**WHAT TO WORK ON:** Wherever a line in the records below contains "down", copy that line.

[Start of section]

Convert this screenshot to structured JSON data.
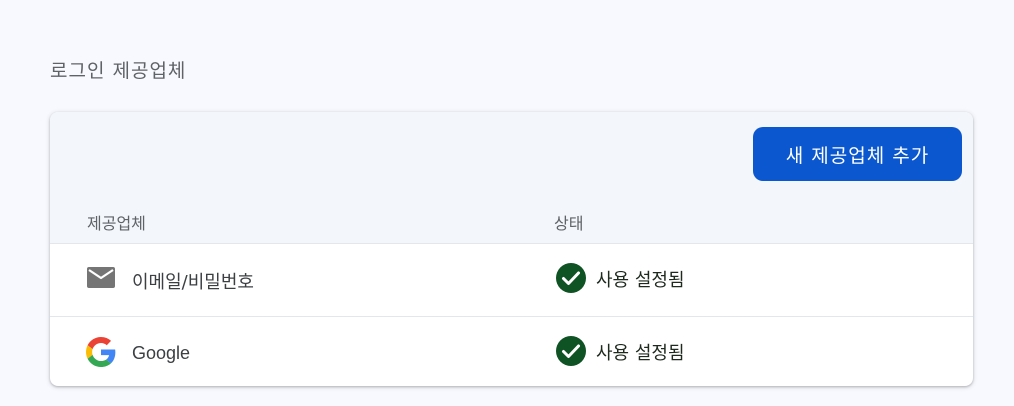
{
  "section_title": "로그인 제공업체",
  "add_provider_button": "새 제공업체 추가",
  "table": {
    "columns": {
      "provider": "제공업체",
      "status": "상태"
    },
    "rows": [
      {
        "provider": "이메일/비밀번호",
        "provider_icon": "mail-icon",
        "status": "사용 설정됨",
        "status_icon": "check-circle-icon"
      },
      {
        "provider": "Google",
        "provider_icon": "google-logo-icon",
        "status": "사용 설정됨",
        "status_icon": "check-circle-icon"
      }
    ]
  },
  "colors": {
    "primary_button": "#0b57d0",
    "status_enabled": "#0f5223",
    "background": "#f8f9fe"
  }
}
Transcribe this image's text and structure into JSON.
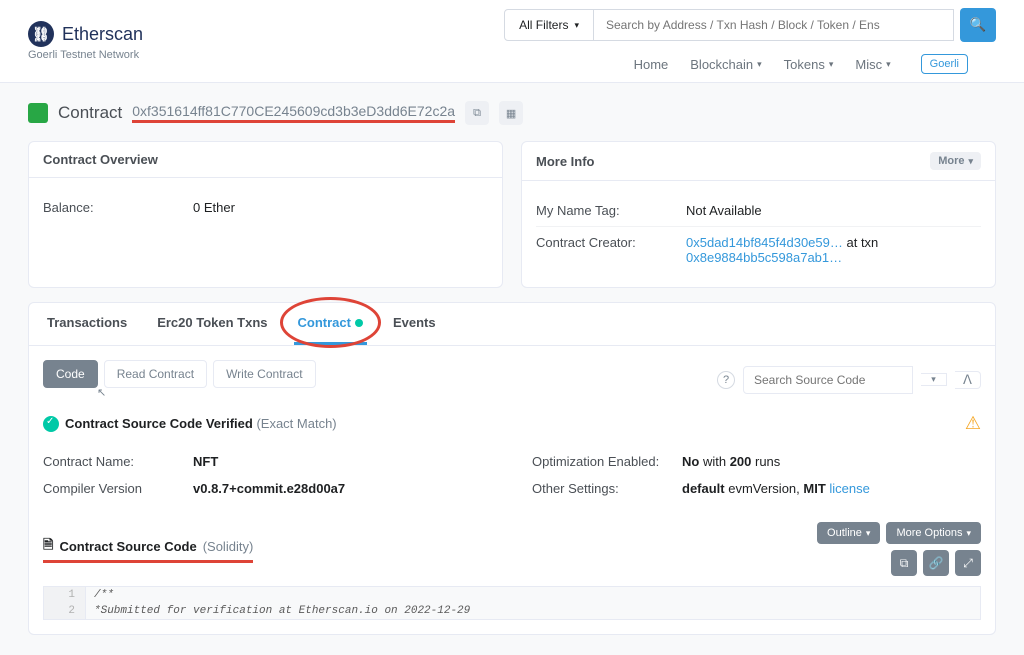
{
  "brand": {
    "name": "Etherscan",
    "subtitle": "Goerli Testnet Network"
  },
  "search": {
    "filter_label": "All Filters",
    "placeholder": "Search by Address / Txn Hash / Block / Token / Ens"
  },
  "nav": {
    "home": "Home",
    "blockchain": "Blockchain",
    "tokens": "Tokens",
    "misc": "Misc",
    "badge": "Goerli"
  },
  "page": {
    "label": "Contract",
    "address": "0xf351614ff81C770CE245609cd3b3eD3dd6E72c2a"
  },
  "overview": {
    "title": "Contract Overview",
    "balance_label": "Balance:",
    "balance_value": "0 Ether"
  },
  "moreinfo": {
    "title": "More Info",
    "more_label": "More",
    "tag_label": "My Name Tag:",
    "tag_value": "Not Available",
    "creator_label": "Contract Creator:",
    "creator_addr": "0x5dad14bf845f4d30e59…",
    "creator_mid": " at txn ",
    "creator_txn": "0x8e9884bb5c598a7ab1…"
  },
  "tabs": {
    "t1": "Transactions",
    "t2": "Erc20 Token Txns",
    "t3": "Contract",
    "t4": "Events"
  },
  "subtabs": {
    "code": "Code",
    "read": "Read Contract",
    "write": "Write Contract"
  },
  "source_search": {
    "placeholder": "Search Source Code"
  },
  "verified": {
    "bold": "Contract Source Code Verified",
    "paren": "(Exact Match)"
  },
  "info": {
    "name_l": "Contract Name:",
    "name_v": "NFT",
    "compiler_l": "Compiler Version",
    "compiler_v": "v0.8.7+commit.e28d00a7",
    "opt_l": "Optimization Enabled:",
    "opt_v_pre": "No",
    "opt_v_mid": " with ",
    "opt_v_runs": "200",
    "opt_v_post": " runs",
    "other_l": "Other Settings:",
    "other_v_pre": "default",
    "other_v_mid": " evmVersion, ",
    "other_v_lic": "MIT",
    "other_v_link": "license"
  },
  "source_section": {
    "title": "Contract Source Code",
    "lang": "(Solidity)",
    "outline": "Outline",
    "more_opts": "More Options"
  },
  "code": {
    "l1n": "1",
    "l1t": "/**",
    "l2n": "2",
    "l2t": " *Submitted for verification at Etherscan.io on 2022-12-29"
  }
}
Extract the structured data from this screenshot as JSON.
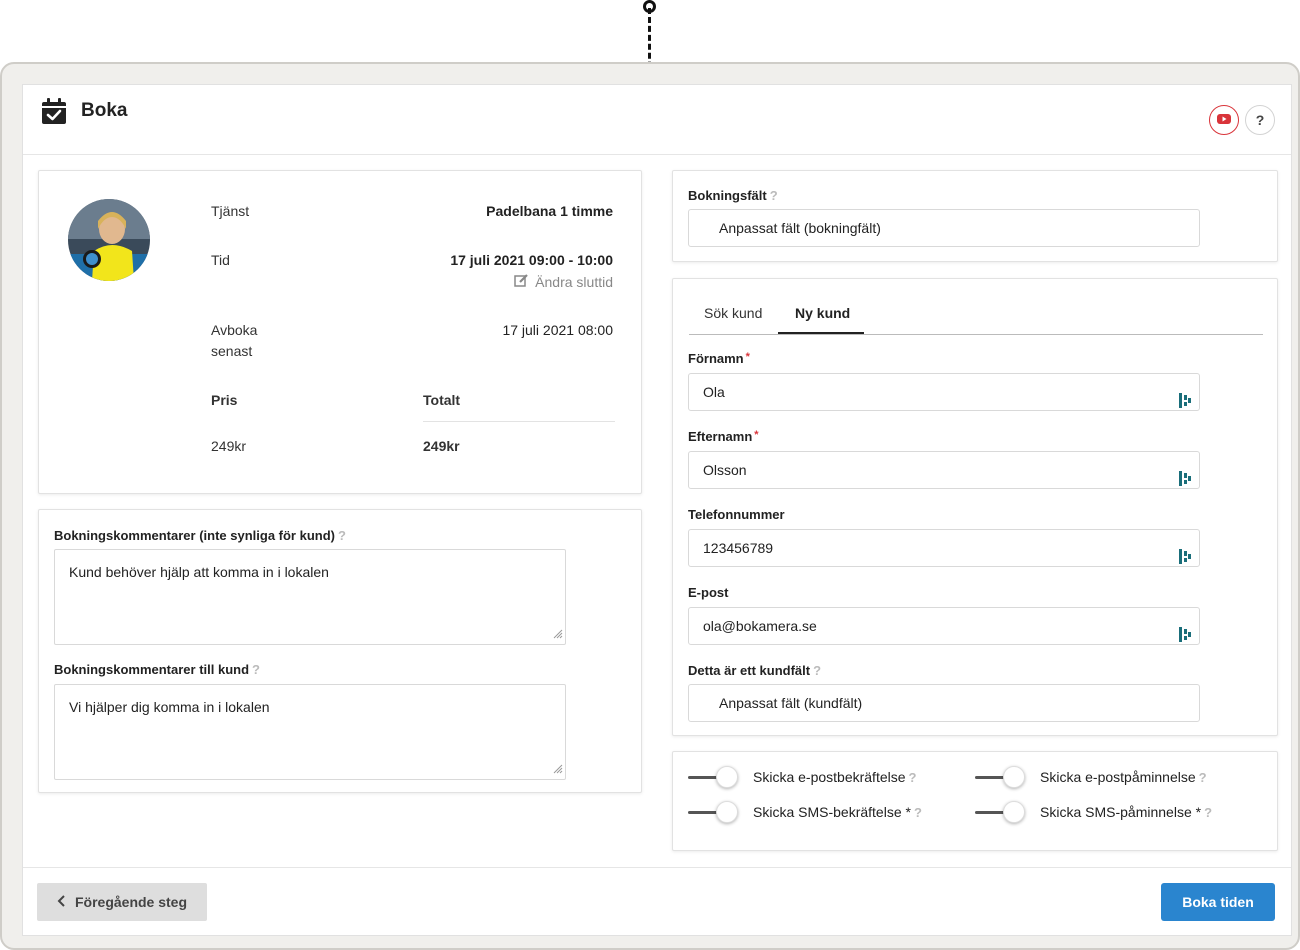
{
  "header": {
    "title": "Boka",
    "help_label": "?"
  },
  "summary": {
    "service_label": "Tjänst",
    "service_value": "Padelbana 1 timme",
    "time_label": "Tid",
    "time_value": "17 juli 2021 09:00 - 10:00",
    "change_end_label": "Ändra sluttid",
    "cancel_label_line1": "Avboka",
    "cancel_label_line2": "senast",
    "cancel_value": "17 juli 2021 08:00",
    "price_header": "Pris",
    "total_header": "Totalt",
    "price_value": "249kr",
    "total_value": "249kr"
  },
  "comments": {
    "internal_label": "Bokningskommentarer (inte synliga för kund)",
    "internal_value": "Kund behöver hjälp att komma in i lokalen",
    "customer_label": "Bokningskommentarer till kund",
    "customer_value": "Vi hjälper dig komma in i lokalen"
  },
  "booking_fields": {
    "label": "Bokningsfält",
    "value": "Anpassat fält (bokningfält)"
  },
  "customer": {
    "tabs": [
      "Sök kund",
      "Ny kund"
    ],
    "active_tab": "Ny kund",
    "firstname_label": "Förnamn",
    "firstname_value": "Ola",
    "lastname_label": "Efternamn",
    "lastname_value": "Olsson",
    "phone_label": "Telefonnummer",
    "phone_value": "123456789",
    "email_label": "E-post",
    "email_value": "ola@bokamera.se",
    "custom_label": "Detta är ett kundfält",
    "custom_value": "Anpassat fält (kundfält)",
    "required_mark": "*",
    "help_mark": "?"
  },
  "notifications": {
    "email_confirm": "Skicka e-postbekräftelse",
    "email_reminder": "Skicka e-postpåminnelse",
    "sms_confirm": "Skicka SMS-bekräftelse *",
    "sms_reminder": "Skicka SMS-påminnelse *"
  },
  "footer": {
    "prev_label": "Föregående steg",
    "book_label": "Boka tiden"
  },
  "colors": {
    "primary": "#2a85cf",
    "youtube": "#d9343a",
    "field_icon": "#1a6e7a"
  }
}
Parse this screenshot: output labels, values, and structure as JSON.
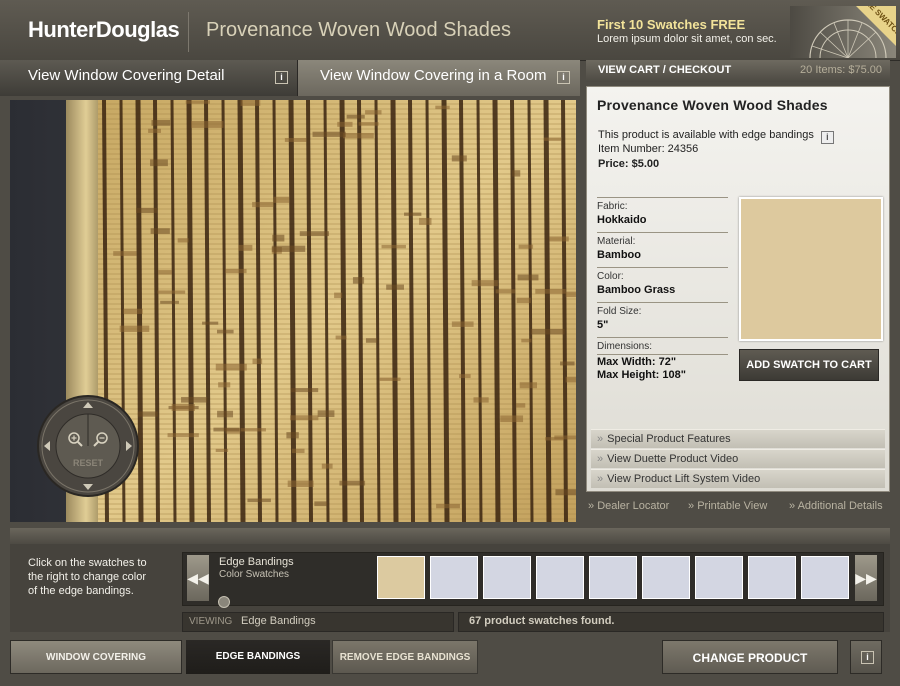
{
  "header": {
    "logo": "HunterDouglas",
    "product_title": "Provenance Woven Wood Shades",
    "promo_title": "First 10 Swatches FREE",
    "promo_subtitle": "Lorem ipsum dolor sit amet, con sec.",
    "promo_badge": "FREE SWATCHES"
  },
  "tabs": [
    {
      "label": "View Window Covering Detail",
      "icon": "info-icon"
    },
    {
      "label": "View Window Covering in a Room",
      "icon": "info-icon"
    }
  ],
  "viewer": {
    "reset_label": "RESET",
    "zoom_in_icon": "zoom-in-icon",
    "zoom_out_icon": "zoom-out-icon"
  },
  "cart": {
    "label": "VIEW CART / CHECKOUT",
    "summary": "20 Items: $75.00"
  },
  "detail": {
    "title": "Provenance Woven Wood Shades",
    "availability": "This product is available with edge bandings",
    "item_number": "Item Number:  24356",
    "price": "Price: $5.00",
    "fields": [
      {
        "label": "Fabric:",
        "value": "Hokkaido"
      },
      {
        "label": "Material:",
        "value": "Bamboo"
      },
      {
        "label": "Color:",
        "value": "Bamboo Grass"
      },
      {
        "label": "Fold Size:",
        "value": "5\""
      },
      {
        "label": "Dimensions:",
        "value": "Max Width: 72\"",
        "value2": "Max Height: 108\""
      }
    ],
    "swatch_color": "#ddc99e",
    "add_swatch_label": "ADD SWATCH TO CART",
    "feature_links": [
      "Special Product Features",
      "View Duette Product Video",
      "View Product Lift System Video"
    ]
  },
  "footer_links": [
    "Dealer Locator",
    "Printable View",
    "Additional Details"
  ],
  "swatches": {
    "hint": "Click on the swatches to the right to change color of the edge bandings.",
    "strip_label": "Edge Bandings",
    "strip_sublabel": "Color Swatches",
    "colors": [
      "#dccaa0",
      "#d3d6e2",
      "#d3d6e2",
      "#d3d6e2",
      "#d3d6e2",
      "#d3d6e2",
      "#d3d6e2",
      "#d3d6e2",
      "#d3d6e2"
    ],
    "viewing_label": "VIEWING",
    "viewing_value": "Edge Bandings",
    "count_text": "67 product swatches found."
  },
  "bottom_buttons": {
    "window_covering": "WINDOW COVERING",
    "edge_bandings": "EDGE BANDINGS",
    "remove_edge": "REMOVE  EDGE BANDINGS",
    "change_product": "CHANGE PRODUCT"
  }
}
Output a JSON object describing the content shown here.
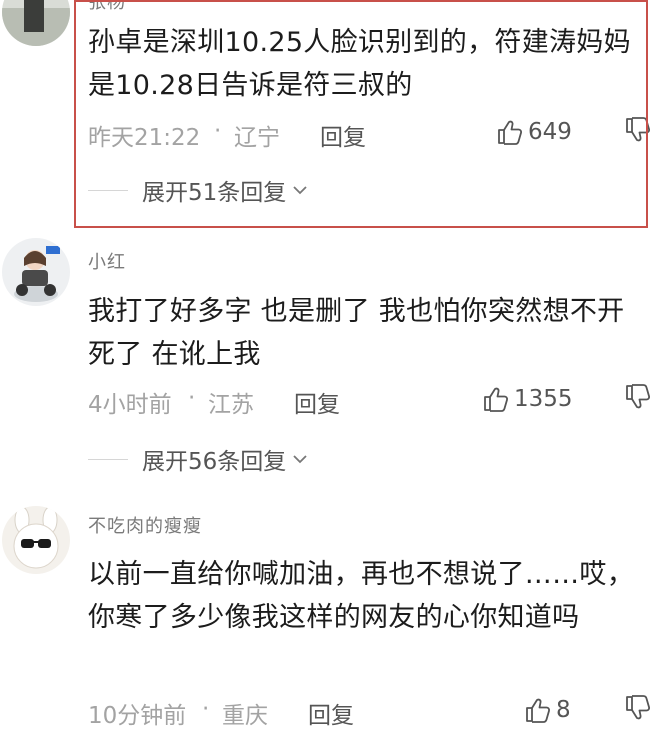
{
  "comments": [
    {
      "username": "张杨",
      "text": "孙卓是深圳10.25人脸识别到的，符建涛妈妈是10.28日告诉是符三叔的",
      "time": "昨天21:22",
      "location": "辽宁",
      "reply_label": "回复",
      "likes": "649",
      "expand_label": "展开51条回复",
      "highlighted": true
    },
    {
      "username": "小红",
      "text": "我打了好多字 也是删了 我也怕你突然想不开死了 在讹上我",
      "time": "4小时前",
      "location": "江苏",
      "reply_label": "回复",
      "likes": "1355",
      "expand_label": "展开56条回复"
    },
    {
      "username": "不吃肉的瘦瘦",
      "text": "以前一直给你喊加油，再也不想说了……哎，你寒了多少像我这样的网友的心你知道吗",
      "time": "10分钟前",
      "location": "重庆",
      "reply_label": "回复",
      "likes": "8"
    }
  ],
  "meta_separator": "·",
  "icons": {
    "like": "thumbs-up-icon",
    "dislike": "thumbs-down-icon",
    "expand": "chevron-down-icon"
  },
  "colors": {
    "highlight_border": "#c8504a",
    "meta_text": "#a3a3a3",
    "body_text": "#1c1c1c"
  }
}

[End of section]

**ANSWER FOR THIS EXERCISE:**
    "dislike": "thumbs-down-icon",
    "expand": "chevron-down-icon"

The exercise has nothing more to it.